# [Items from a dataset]
Start of Block
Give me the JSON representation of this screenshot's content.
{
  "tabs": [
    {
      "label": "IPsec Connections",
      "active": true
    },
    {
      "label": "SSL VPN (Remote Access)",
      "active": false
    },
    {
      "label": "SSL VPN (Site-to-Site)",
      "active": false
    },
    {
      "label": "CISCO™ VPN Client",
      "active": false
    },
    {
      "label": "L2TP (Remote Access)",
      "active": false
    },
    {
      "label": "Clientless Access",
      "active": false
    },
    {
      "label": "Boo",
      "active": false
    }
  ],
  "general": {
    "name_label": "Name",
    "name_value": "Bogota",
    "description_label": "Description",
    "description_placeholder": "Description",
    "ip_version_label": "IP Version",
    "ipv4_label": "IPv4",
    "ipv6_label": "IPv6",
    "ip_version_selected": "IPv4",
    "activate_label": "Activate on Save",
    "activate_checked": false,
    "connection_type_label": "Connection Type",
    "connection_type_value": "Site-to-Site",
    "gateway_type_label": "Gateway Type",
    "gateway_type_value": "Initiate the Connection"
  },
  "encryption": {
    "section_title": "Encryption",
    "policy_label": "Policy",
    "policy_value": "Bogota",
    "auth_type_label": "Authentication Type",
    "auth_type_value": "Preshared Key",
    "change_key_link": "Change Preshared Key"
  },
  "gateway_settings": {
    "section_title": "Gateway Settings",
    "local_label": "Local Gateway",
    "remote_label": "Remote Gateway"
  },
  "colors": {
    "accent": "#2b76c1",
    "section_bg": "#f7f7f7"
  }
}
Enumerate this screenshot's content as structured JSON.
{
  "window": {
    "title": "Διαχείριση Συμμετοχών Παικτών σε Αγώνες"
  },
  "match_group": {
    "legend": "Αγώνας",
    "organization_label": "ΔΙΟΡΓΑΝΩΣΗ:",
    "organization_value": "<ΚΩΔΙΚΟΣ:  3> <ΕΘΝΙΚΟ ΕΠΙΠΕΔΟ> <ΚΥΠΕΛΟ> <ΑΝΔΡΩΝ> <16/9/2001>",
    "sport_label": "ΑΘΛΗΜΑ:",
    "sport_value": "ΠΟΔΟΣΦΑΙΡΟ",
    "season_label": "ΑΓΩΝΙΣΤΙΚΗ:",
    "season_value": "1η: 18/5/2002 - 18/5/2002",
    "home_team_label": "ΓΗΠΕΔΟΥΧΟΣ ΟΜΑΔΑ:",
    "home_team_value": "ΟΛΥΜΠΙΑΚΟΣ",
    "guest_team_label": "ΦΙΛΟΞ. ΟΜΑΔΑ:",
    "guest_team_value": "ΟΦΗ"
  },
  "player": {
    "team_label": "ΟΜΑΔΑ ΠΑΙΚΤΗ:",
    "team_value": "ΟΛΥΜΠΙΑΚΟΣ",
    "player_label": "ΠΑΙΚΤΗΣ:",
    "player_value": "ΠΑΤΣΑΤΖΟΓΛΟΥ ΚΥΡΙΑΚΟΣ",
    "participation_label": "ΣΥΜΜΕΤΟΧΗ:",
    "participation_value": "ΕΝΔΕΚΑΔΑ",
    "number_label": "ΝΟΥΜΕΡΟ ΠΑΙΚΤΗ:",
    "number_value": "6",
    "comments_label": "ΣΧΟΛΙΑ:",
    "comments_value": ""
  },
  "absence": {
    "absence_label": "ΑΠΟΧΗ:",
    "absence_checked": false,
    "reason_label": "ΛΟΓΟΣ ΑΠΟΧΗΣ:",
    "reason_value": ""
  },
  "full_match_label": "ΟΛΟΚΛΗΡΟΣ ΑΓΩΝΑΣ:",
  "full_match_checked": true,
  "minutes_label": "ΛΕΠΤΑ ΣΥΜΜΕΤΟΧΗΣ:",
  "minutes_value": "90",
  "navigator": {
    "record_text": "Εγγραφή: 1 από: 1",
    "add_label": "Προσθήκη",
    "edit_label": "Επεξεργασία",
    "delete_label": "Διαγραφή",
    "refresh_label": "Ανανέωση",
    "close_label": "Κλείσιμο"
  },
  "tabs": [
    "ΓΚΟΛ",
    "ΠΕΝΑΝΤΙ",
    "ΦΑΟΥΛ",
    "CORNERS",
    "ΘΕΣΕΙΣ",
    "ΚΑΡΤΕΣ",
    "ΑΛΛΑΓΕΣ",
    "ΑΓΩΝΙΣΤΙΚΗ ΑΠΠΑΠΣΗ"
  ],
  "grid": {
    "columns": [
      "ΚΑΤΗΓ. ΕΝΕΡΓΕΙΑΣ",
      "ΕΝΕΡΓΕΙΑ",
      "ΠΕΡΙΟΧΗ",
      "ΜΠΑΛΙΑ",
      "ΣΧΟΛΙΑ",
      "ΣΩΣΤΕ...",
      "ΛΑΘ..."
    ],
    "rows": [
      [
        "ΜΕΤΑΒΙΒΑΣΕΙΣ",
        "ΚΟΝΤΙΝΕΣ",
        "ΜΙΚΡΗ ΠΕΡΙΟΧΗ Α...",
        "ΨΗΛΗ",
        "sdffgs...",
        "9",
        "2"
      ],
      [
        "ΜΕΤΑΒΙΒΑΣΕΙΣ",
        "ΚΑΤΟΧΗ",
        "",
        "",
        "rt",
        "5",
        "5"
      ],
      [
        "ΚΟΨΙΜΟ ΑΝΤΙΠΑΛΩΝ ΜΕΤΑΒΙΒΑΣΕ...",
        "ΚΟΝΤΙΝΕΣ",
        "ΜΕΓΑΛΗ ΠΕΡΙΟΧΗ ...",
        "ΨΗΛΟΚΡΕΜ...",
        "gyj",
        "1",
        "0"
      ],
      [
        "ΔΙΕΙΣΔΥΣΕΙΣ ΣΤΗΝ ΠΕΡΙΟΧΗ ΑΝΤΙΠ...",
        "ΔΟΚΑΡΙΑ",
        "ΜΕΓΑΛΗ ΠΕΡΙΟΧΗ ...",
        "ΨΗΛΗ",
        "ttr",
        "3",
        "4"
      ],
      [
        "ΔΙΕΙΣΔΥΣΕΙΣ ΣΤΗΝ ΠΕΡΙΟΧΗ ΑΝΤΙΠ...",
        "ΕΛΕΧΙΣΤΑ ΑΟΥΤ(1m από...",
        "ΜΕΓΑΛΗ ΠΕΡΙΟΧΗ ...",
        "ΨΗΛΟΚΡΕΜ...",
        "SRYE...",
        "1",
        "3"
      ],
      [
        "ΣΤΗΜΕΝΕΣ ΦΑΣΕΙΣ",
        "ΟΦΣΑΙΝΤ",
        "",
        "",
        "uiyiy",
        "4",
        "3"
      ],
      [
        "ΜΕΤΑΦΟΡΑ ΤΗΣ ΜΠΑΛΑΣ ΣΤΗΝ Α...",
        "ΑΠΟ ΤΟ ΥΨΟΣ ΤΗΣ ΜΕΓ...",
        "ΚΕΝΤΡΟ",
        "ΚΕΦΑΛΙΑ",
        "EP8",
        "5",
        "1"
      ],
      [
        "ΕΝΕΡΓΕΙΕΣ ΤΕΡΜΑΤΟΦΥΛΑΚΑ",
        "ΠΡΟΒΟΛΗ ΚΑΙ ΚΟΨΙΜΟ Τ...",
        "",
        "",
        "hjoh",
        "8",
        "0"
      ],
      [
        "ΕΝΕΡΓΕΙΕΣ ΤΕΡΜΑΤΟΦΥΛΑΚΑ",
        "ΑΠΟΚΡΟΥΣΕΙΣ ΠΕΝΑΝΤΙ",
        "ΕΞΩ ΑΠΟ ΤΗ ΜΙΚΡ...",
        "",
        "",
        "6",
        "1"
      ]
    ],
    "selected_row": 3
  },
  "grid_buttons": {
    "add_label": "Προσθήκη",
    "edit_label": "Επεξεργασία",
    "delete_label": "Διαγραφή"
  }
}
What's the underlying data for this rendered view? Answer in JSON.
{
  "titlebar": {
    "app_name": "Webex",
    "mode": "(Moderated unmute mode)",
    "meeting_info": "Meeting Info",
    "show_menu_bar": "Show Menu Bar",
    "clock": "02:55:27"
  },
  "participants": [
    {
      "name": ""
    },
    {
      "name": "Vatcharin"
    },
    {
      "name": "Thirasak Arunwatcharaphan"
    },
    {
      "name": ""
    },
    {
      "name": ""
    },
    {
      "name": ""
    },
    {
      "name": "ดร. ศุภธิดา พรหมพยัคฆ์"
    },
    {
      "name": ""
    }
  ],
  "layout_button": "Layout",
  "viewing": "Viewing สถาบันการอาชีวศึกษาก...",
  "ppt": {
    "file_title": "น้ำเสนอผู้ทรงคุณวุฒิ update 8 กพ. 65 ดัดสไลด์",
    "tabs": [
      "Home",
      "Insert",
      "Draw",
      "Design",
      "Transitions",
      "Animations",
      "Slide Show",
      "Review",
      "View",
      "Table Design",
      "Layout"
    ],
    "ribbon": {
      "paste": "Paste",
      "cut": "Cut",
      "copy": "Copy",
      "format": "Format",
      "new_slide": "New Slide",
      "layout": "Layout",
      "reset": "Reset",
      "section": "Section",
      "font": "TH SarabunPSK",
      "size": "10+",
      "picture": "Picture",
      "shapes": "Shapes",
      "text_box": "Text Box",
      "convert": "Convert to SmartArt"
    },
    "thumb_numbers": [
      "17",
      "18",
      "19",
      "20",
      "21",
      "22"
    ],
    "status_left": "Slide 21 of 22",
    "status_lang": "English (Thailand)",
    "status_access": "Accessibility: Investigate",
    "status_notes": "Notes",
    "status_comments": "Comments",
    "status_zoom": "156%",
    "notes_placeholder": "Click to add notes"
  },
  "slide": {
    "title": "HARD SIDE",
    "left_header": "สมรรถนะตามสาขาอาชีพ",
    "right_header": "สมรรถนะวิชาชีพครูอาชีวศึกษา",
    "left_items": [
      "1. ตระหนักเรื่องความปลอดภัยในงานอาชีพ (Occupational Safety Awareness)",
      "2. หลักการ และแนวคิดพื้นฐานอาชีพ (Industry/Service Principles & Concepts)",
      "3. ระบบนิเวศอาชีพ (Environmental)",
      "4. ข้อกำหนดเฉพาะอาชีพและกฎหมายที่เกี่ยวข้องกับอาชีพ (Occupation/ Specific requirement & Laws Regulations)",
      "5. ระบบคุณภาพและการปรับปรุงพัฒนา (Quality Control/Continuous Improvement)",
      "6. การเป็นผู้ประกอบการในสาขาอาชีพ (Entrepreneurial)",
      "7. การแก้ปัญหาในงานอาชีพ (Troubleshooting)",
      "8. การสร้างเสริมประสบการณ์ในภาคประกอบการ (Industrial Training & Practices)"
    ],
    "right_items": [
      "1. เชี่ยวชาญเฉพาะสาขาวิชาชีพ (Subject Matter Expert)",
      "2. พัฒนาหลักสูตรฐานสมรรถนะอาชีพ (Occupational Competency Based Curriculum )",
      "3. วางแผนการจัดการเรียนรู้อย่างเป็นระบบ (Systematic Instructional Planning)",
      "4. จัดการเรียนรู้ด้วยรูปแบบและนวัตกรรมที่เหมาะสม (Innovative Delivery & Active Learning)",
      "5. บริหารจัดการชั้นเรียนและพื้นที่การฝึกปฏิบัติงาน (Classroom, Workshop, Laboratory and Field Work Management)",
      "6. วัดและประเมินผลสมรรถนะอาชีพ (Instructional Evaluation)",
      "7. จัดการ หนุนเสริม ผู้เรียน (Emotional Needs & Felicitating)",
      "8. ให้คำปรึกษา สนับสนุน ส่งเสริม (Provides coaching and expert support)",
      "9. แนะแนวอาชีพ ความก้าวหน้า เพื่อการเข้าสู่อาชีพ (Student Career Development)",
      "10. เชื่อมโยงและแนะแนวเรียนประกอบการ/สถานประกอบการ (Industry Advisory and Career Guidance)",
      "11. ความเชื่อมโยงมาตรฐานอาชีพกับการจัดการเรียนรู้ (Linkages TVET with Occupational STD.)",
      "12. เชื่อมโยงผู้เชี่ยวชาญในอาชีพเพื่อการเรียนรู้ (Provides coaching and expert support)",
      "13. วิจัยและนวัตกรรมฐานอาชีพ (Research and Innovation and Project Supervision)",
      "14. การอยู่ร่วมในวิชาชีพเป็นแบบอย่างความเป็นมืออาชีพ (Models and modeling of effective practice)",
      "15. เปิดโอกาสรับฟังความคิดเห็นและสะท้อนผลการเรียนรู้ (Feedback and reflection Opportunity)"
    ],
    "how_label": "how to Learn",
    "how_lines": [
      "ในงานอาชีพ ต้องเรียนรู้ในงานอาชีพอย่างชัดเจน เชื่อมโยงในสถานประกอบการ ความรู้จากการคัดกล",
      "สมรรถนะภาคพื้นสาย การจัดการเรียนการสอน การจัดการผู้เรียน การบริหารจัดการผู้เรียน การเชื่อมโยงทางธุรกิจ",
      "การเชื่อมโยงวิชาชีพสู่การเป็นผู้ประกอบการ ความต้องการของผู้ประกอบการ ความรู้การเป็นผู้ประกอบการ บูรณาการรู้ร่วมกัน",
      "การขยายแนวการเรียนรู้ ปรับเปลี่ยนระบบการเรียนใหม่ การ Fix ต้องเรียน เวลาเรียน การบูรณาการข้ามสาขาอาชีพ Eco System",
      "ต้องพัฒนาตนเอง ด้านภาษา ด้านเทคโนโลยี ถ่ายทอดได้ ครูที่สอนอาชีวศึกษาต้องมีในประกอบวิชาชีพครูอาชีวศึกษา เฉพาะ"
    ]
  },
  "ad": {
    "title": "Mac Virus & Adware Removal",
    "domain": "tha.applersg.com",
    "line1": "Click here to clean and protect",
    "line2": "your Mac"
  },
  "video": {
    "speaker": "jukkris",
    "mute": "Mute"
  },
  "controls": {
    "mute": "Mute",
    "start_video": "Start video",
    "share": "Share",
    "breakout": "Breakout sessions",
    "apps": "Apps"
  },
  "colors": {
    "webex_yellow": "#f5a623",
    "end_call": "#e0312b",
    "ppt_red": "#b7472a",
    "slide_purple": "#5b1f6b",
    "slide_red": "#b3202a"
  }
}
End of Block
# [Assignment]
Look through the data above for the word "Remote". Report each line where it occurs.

# [Answer box]
      "label": "SSL VPN (Remote Access)",
      "label": "L2TP (Remote Access)",
    "remote_label": "Remote Gateway"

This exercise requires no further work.